“Somehow that collective voice is missing, for whatever reasons it seems to be divided but it is absolutely unfortunate,' Onir told PTI, also citing the backlash faced by shows such as “Leila”, “A Suitable Boy” and “Mirzapur”.

“There is no end to this. It is very sad that we are turning our country into a space which will suffocate art. Different opinions flourish and it is ok, one can criticize, debate but don’t throttle it. It is extremely sad that something like this is happening, especially when the platform has already reedited the series,” he said.

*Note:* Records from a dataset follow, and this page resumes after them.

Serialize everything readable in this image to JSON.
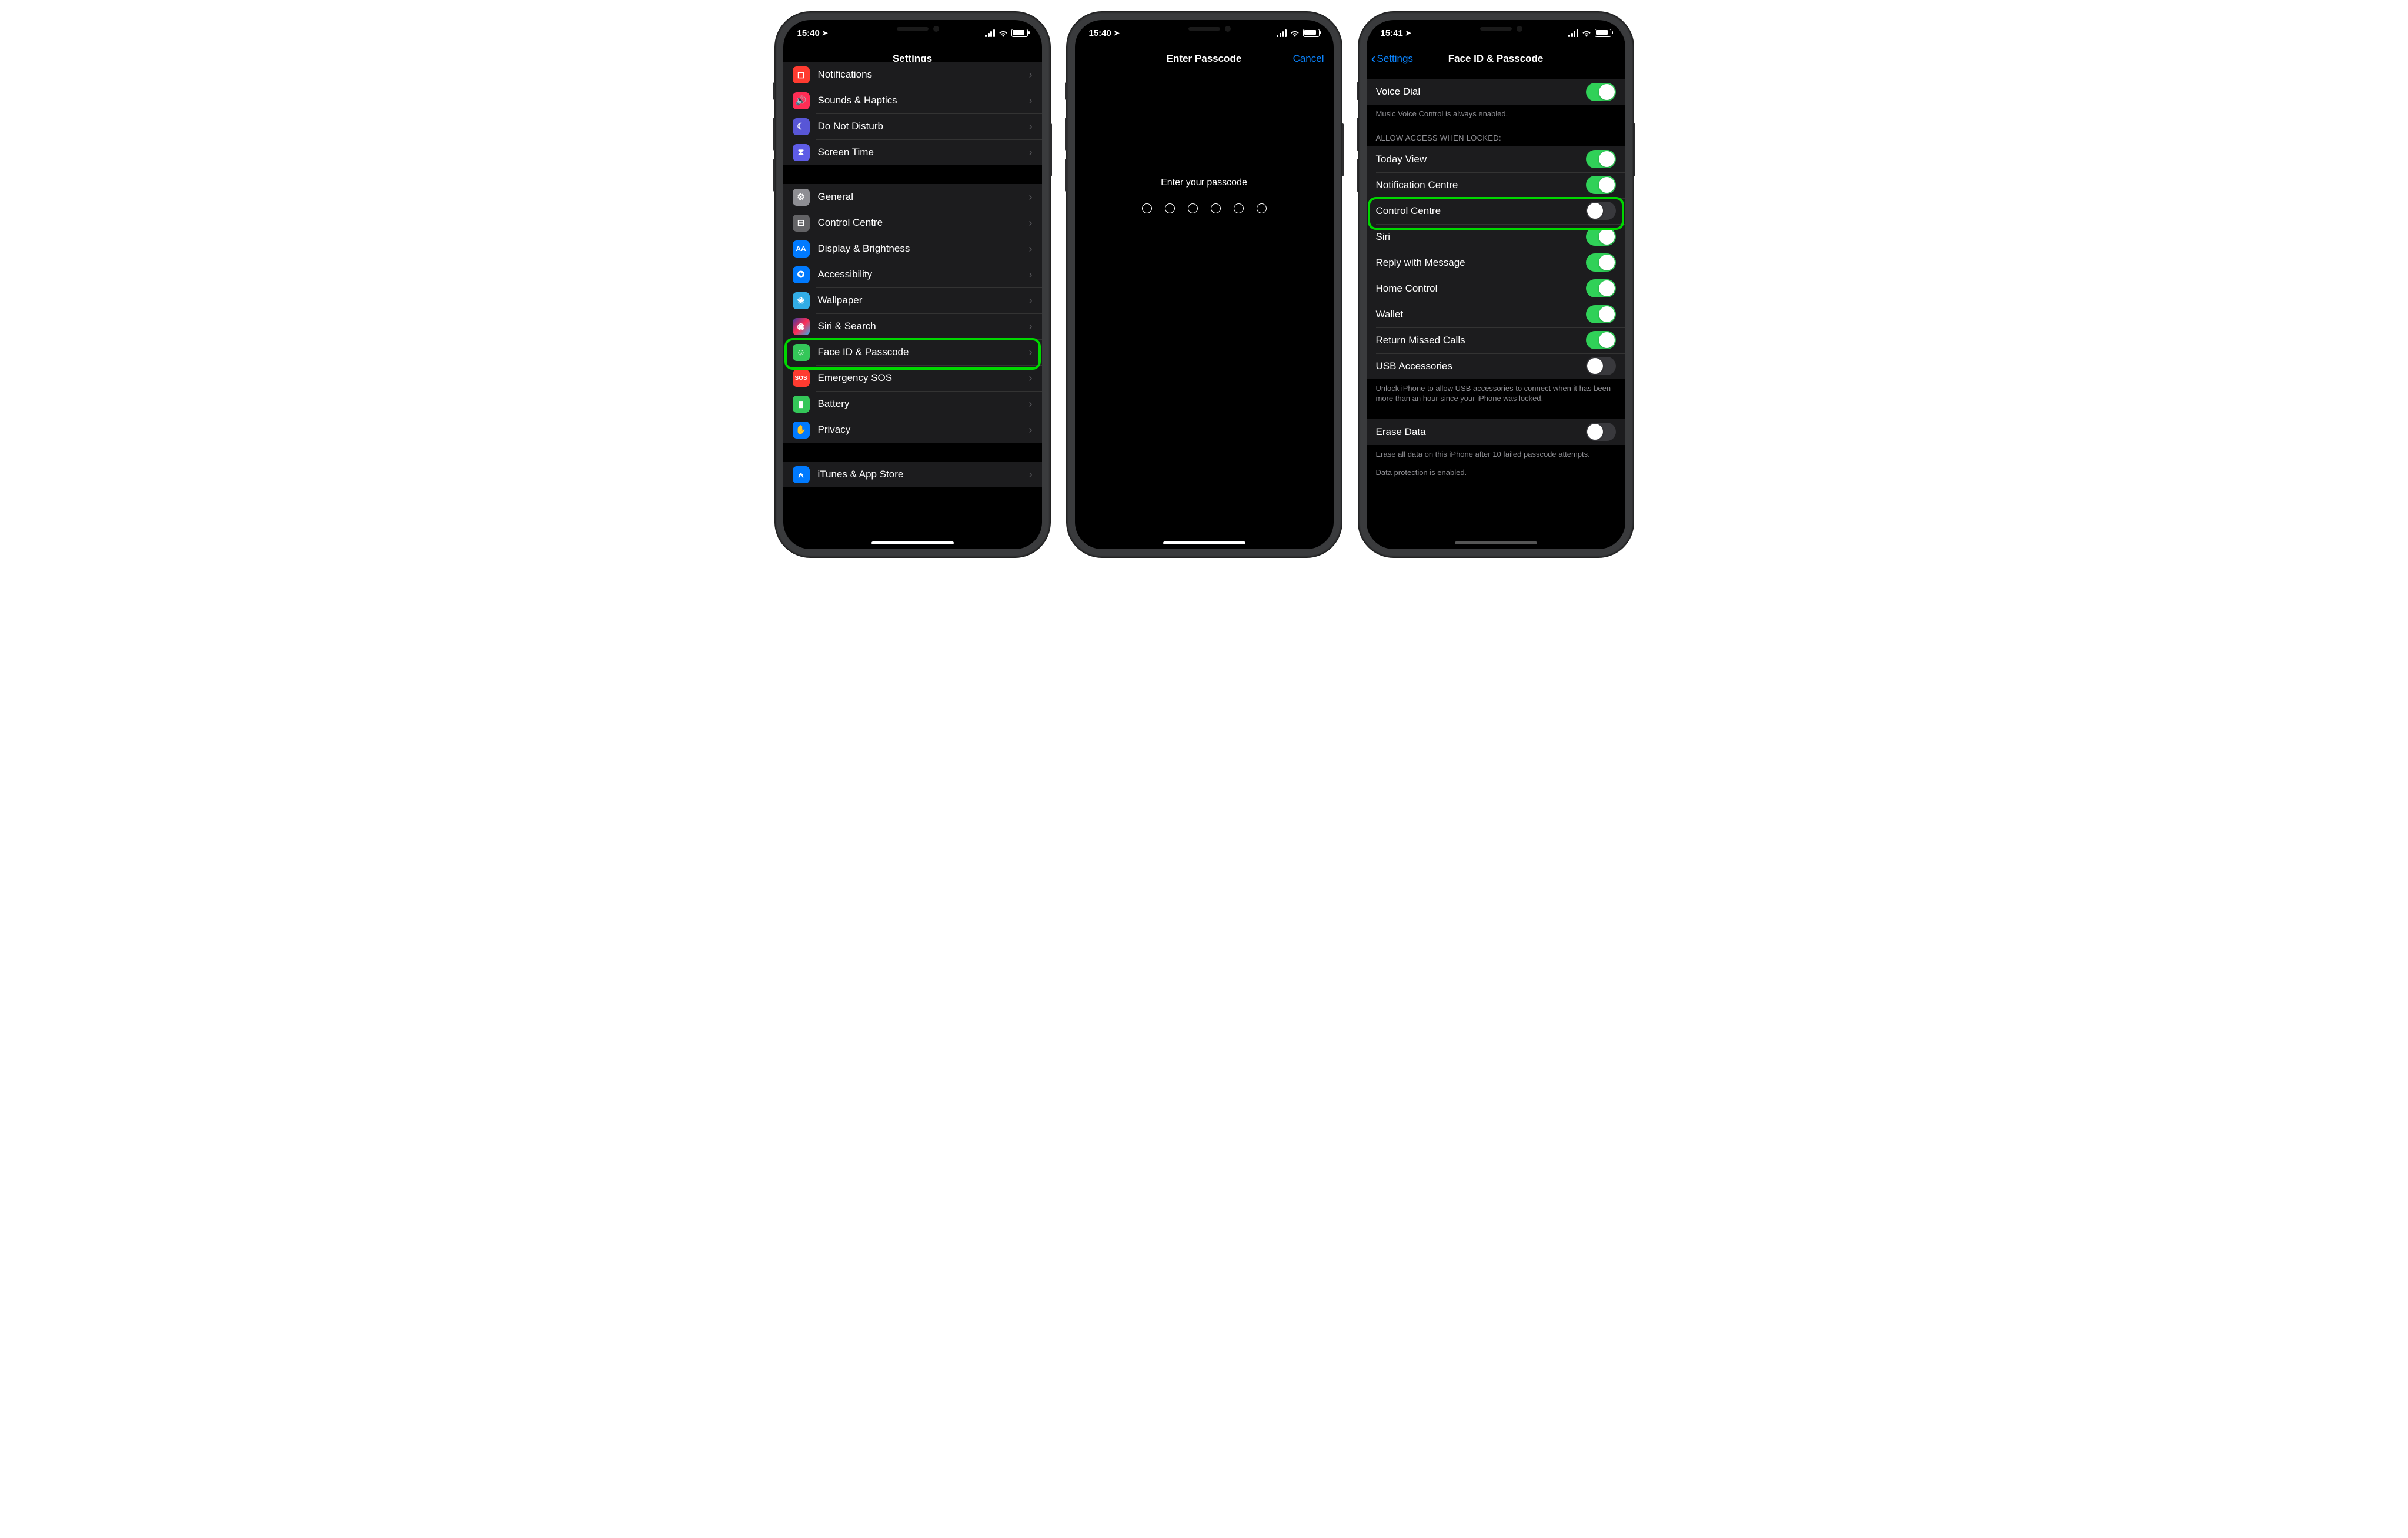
{
  "status": {
    "time": "15:40",
    "time3": "15:41"
  },
  "phone1": {
    "title": "Settings",
    "sectionA": [
      {
        "label": "Notifications"
      },
      {
        "label": "Sounds & Haptics"
      },
      {
        "label": "Do Not Disturb"
      },
      {
        "label": "Screen Time"
      }
    ],
    "sectionB": [
      {
        "label": "General"
      },
      {
        "label": "Control Centre"
      },
      {
        "label": "Display & Brightness"
      },
      {
        "label": "Accessibility"
      },
      {
        "label": "Wallpaper"
      },
      {
        "label": "Siri & Search"
      },
      {
        "label": "Face ID & Passcode"
      },
      {
        "label": "Emergency SOS"
      },
      {
        "label": "Battery"
      },
      {
        "label": "Privacy"
      }
    ],
    "sectionC": [
      {
        "label": "iTunes & App Store"
      }
    ]
  },
  "phone2": {
    "title": "Enter Passcode",
    "cancel": "Cancel",
    "prompt": "Enter your passcode"
  },
  "phone3": {
    "back": "Settings",
    "title": "Face ID & Passcode",
    "voiceDial": "Voice Dial",
    "voiceDialFooter": "Music Voice Control is always enabled.",
    "allowHeader": "Allow access when locked:",
    "allow": [
      {
        "label": "Today View",
        "on": true
      },
      {
        "label": "Notification Centre",
        "on": true
      },
      {
        "label": "Control Centre",
        "on": false
      },
      {
        "label": "Siri",
        "on": true
      },
      {
        "label": "Reply with Message",
        "on": true
      },
      {
        "label": "Home Control",
        "on": true
      },
      {
        "label": "Wallet",
        "on": true
      },
      {
        "label": "Return Missed Calls",
        "on": true
      },
      {
        "label": "USB Accessories",
        "on": false
      }
    ],
    "usbFooter": "Unlock iPhone to allow USB accessories to connect when it has been more than an hour since your iPhone was locked.",
    "eraseLabel": "Erase Data",
    "eraseFooter": "Erase all data on this iPhone after 10 failed passcode attempts.",
    "dpFooter": "Data protection is enabled."
  }
}
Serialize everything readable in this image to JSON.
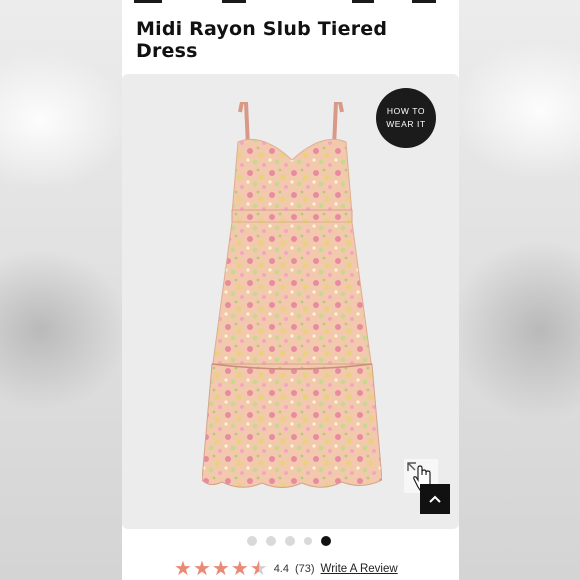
{
  "product": {
    "title_line1": "Midi Rayon Slub Tiered",
    "title_line2": "Dress"
  },
  "gallery": {
    "how_to_line1": "HOW TO",
    "how_to_line2": "WEAR IT",
    "dots_total": 5,
    "active_dot": 5
  },
  "rating": {
    "value": "4.4",
    "count": "(73)",
    "stars_filled": 4.4,
    "review_link": "Write A Review"
  },
  "colors": {
    "star": "#e98a77",
    "dress_base": "#f1c6a8",
    "accent_black": "#111111"
  }
}
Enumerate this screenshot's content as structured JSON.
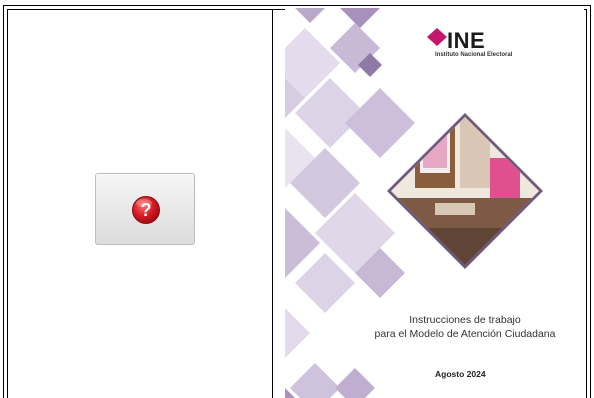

Producer Pritish Nandy said people have the right to disapprove or criticise but intimidating a creative team is just wrong.

'We are globally recognised for our content today. That is why it is so sad to see what is happening to shows like 'Tandav' and 'Mirzapur' which have had phenomenal response otherwise… There are far simpler remedies available. Use those,' Nandy told PTI.

The writer-producer said suppression of the creative voice would diminish India’s role as a global soft power.

'We are becoming more and more intolerant. Fringe groups are trying to set the creative agenda for India. This is tragic and self defeating because India is a phenomenally talented nation and to suppress its talent, its genius would be grossly unfair.' Filmmaker Hansal Mehta asked his followers on Twitter, 'Arnab or Tandav? Which is more dangerous?' He was referring to TV editor-in-chief Arnab Goswami whose purported WhatsApp chats have caused a huge controversy.

Following up on the tweet, he further wrote, 'Deep Sidhu or Mohd. Zeeshan Ayyub?' Deep Sidhu, an actor and activist, has been named by Delhi Police in an FIR in connection with Red Fort incidents.

Responding to a news alert on SC's decision on 'Tandav', actor Richa Chadha tweeted: 'Priorities of the apex court!' In November last year, the government brought OTT platforms, online news and current affairs content under the ambit of the Ministry of Information and Broadcasting, giving it powers to regulate policies and rules for the digital space. So far, there was no law or autonomous body governing digital content in India. PTI KKP JUR BK MIN RB BK